◆ ASSIGNMENT
All of the data needs to come back exactly as written.

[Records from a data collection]

◆ ◆ ◆ ◆

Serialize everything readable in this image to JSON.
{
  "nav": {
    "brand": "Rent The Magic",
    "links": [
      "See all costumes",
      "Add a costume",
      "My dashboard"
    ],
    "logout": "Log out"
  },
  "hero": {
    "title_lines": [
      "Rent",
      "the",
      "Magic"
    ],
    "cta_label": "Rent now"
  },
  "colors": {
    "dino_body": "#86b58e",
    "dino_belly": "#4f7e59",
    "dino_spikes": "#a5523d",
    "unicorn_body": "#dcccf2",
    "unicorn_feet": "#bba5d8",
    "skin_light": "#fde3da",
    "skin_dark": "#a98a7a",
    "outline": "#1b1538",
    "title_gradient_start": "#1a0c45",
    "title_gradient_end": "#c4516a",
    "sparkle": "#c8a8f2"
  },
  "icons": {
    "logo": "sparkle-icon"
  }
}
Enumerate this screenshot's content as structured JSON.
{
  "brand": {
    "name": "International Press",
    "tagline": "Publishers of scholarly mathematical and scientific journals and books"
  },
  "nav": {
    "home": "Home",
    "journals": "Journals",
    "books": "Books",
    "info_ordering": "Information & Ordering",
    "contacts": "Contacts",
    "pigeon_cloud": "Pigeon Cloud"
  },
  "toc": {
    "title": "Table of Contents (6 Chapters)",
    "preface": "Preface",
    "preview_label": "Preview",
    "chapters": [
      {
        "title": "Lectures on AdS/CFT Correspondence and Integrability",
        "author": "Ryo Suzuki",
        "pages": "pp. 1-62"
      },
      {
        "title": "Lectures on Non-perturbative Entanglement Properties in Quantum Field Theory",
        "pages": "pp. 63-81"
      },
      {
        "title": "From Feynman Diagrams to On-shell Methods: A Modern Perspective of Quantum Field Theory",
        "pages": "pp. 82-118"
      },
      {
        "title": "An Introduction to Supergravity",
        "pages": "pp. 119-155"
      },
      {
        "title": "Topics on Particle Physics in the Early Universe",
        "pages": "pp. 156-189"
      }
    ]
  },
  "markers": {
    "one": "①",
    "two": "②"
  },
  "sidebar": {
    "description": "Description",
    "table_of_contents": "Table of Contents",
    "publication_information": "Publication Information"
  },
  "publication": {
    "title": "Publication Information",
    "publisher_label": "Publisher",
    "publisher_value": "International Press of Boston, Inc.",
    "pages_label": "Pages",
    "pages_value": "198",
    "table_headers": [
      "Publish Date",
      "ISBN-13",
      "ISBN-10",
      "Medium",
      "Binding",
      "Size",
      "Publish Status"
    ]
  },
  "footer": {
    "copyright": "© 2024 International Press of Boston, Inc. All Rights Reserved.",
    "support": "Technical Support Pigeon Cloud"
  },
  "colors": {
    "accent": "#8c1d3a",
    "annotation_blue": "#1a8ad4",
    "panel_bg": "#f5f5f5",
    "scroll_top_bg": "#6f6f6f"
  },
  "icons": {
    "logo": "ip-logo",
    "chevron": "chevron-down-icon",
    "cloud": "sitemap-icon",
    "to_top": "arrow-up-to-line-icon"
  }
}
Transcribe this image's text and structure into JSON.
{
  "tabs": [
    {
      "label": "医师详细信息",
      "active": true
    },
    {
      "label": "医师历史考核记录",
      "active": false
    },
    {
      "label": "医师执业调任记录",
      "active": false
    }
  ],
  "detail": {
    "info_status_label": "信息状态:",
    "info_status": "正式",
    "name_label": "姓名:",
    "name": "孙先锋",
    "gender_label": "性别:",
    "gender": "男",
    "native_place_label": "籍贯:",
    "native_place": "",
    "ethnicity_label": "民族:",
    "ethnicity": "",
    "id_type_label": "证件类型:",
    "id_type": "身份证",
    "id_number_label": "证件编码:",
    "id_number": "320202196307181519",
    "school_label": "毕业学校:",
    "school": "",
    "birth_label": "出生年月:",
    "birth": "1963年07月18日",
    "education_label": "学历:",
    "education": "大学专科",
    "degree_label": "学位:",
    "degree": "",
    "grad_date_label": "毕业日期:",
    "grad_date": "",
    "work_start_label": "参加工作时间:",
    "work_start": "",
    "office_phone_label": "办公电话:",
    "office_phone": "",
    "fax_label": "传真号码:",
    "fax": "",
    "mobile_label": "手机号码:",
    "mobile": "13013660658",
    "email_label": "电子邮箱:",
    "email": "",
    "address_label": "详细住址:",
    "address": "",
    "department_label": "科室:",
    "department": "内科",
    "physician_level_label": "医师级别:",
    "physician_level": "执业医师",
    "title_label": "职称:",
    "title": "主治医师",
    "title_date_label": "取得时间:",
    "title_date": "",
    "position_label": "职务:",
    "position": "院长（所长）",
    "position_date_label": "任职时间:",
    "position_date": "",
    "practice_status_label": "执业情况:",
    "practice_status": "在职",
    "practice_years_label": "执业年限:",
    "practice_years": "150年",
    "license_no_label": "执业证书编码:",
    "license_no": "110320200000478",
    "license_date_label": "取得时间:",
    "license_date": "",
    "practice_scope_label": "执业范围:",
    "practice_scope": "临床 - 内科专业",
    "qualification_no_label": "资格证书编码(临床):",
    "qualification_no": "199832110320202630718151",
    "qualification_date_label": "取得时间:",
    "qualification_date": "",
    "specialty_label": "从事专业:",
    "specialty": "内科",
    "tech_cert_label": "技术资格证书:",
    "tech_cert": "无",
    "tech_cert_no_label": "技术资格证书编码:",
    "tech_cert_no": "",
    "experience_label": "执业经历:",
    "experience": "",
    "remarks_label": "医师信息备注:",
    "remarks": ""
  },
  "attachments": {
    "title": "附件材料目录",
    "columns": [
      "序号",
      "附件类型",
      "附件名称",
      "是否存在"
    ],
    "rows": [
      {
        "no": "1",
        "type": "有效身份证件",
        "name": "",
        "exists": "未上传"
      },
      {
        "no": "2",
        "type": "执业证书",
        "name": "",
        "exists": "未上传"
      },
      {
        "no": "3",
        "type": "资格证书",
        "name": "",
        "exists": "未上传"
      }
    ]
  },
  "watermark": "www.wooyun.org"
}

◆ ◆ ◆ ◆

◆ EXPECTED OUTPUT
Serialize everything readable in this image to JSON.
{
  "nav": {
    "brand": "Rent The Magic",
    "links": [
      "See all costumes",
      "Add a costume",
      "My dashboard"
    ],
    "logout": "Log out"
  },
  "hero": {
    "title_lines": [
      "Rent",
      "the",
      "Magic"
    ],
    "cta_label": "Rent now"
  },
  "colors": {
    "dino_body": "#86b58e",
    "dino_belly": "#4f7e59",
    "dino_spikes": "#a5523d",
    "unicorn_body": "#dcccf2",
    "unicorn_feet": "#bba5d8",
    "skin_light": "#fde3da",
    "skin_dark": "#a98a7a",
    "outline": "#1b1538",
    "title_gradient_start": "#1a0c45",
    "title_gradient_end": "#c4516a",
    "sparkle": "#c8a8f2"
  },
  "icons": {
    "logo": "sparkle-icon"
  }
}
Enumerate this screenshot's content as structured JSON.
{
  "brand": {
    "name": "International Press",
    "tagline": "Publishers of scholarly mathematical and scientific journals and books"
  },
  "nav": {
    "home": "Home",
    "journals": "Journals",
    "books": "Books",
    "info_ordering": "Information & Ordering",
    "contacts": "Contacts",
    "pigeon_cloud": "Pigeon Cloud"
  },
  "toc": {
    "title": "Table of Contents (6 Chapters)",
    "preface": "Preface",
    "preview_label": "Preview",
    "chapters": [
      {
        "title": "Lectures on AdS/CFT Correspondence and Integrability",
        "author": "Ryo Suzuki",
        "pages": "pp. 1-62"
      },
      {
        "title": "Lectures on Non-perturbative Entanglement Properties in Quantum Field Theory",
        "pages": "pp. 63-81"
      },
      {
        "title": "From Feynman Diagrams to On-shell Methods: A Modern Perspective of Quantum Field Theory",
        "pages": "pp. 82-118"
      },
      {
        "title": "An Introduction to Supergravity",
        "pages": "pp. 119-155"
      },
      {
        "title": "Topics on Particle Physics in the Early Universe",
        "pages": "pp. 156-189"
      }
    ]
  },
  "markers": {
    "one": "①",
    "two": "②"
  },
  "sidebar": {
    "description": "Description",
    "table_of_contents": "Table of Contents",
    "publication_information": "Publication Information"
  },
  "publication": {
    "title": "Publication Information",
    "publisher_label": "Publisher",
    "publisher_value": "International Press of Boston, Inc.",
    "pages_label": "Pages",
    "pages_value": "198",
    "table_headers": [
      "Publish Date",
      "ISBN-13",
      "ISBN-10",
      "Medium",
      "Binding",
      "Size",
      "Publish Status"
    ]
  },
  "footer": {
    "copyright": "© 2024 International Press of Boston, Inc. All Rights Reserved.",
    "support": "Technical Support Pigeon Cloud"
  },
  "colors": {
    "accent": "#8c1d3a",
    "annotation_blue": "#1a8ad4",
    "panel_bg": "#f5f5f5",
    "scroll_top_bg": "#6f6f6f"
  },
  "icons": {
    "logo": "ip-logo",
    "chevron": "chevron-down-icon",
    "cloud": "sitemap-icon",
    "to_top": "arrow-up-to-line-icon"
  }
}
Transcribe this image's text and structure into JSON.
{
  "tabs": [
    {
      "label": "医师详细信息",
      "active": true
    },
    {
      "label": "医师历史考核记录",
      "active": false
    },
    {
      "label": "医师执业调任记录",
      "active": false
    }
  ],
  "detail": {
    "info_status_label": "信息状态:",
    "info_status": "正式",
    "name_label": "姓名:",
    "name": "孙先锋",
    "gender_label": "性别:",
    "gender": "男",
    "native_place_label": "籍贯:",
    "native_place": "",
    "ethnicity_label": "民族:",
    "ethnicity": "",
    "id_type_label": "证件类型:",
    "id_type": "身份证",
    "id_number_label": "证件编码:",
    "id_number": "320202196307181519",
    "school_label": "毕业学校:",
    "school": "",
    "birth_label": "出生年月:",
    "birth": "1963年07月18日",
    "education_label": "学历:",
    "education": "大学专科",
    "degree_label": "学位:",
    "degree": "",
    "grad_date_label": "毕业日期:",
    "grad_date": "",
    "work_start_label": "参加工作时间:",
    "work_start": "",
    "office_phone_label": "办公电话:",
    "office_phone": "",
    "fax_label": "传真号码:",
    "fax": "",
    "mobile_label": "手机号码:",
    "mobile": "13013660658",
    "email_label": "电子邮箱:",
    "email": "",
    "address_label": "详细住址:",
    "address": "",
    "department_label": "科室:",
    "department": "内科",
    "physician_level_label": "医师级别:",
    "physician_level": "执业医师",
    "title_label": "职称:",
    "title": "主治医师",
    "title_date_label": "取得时间:",
    "title_date": "",
    "position_label": "职务:",
    "position": "院长（所长）",
    "position_date_label": "任职时间:",
    "position_date": "",
    "practice_status_label": "执业情况:",
    "practice_status": "在职",
    "practice_years_label": "执业年限:",
    "practice_years": "150年",
    "license_no_label": "执业证书编码:",
    "license_no": "110320200000478",
    "license_date_label": "取得时间:",
    "license_date": "",
    "practice_scope_label": "执业范围:",
    "practice_scope": "临床 - 内科专业",
    "qualification_no_label": "资格证书编码(临床):",
    "qualification_no": "199832110320202630718151",
    "qualification_date_label": "取得时间:",
    "qualification_date": "",
    "specialty_label": "从事专业:",
    "specialty": "内科",
    "tech_cert_label": "技术资格证书:",
    "tech_cert": "无",
    "tech_cert_no_label": "技术资格证书编码:",
    "tech_cert_no": "",
    "experience_label": "执业经历:",
    "experience": "",
    "remarks_label": "医师信息备注:",
    "remarks": ""
  },
  "attachments": {
    "title": "附件材料目录",
    "columns": [
      "序号",
      "附件类型",
      "附件名称",
      "是否存在"
    ],
    "rows": [
      {
        "no": "1",
        "type": "有效身份证件",
        "name": "",
        "exists": "未上传"
      },
      {
        "no": "2",
        "type": "执业证书",
        "name": "",
        "exists": "未上传"
      },
      {
        "no": "3",
        "type": "资格证书",
        "name": "",
        "exists": "未上传"
      }
    ]
  },
  "watermark": "www.wooyun.org"
}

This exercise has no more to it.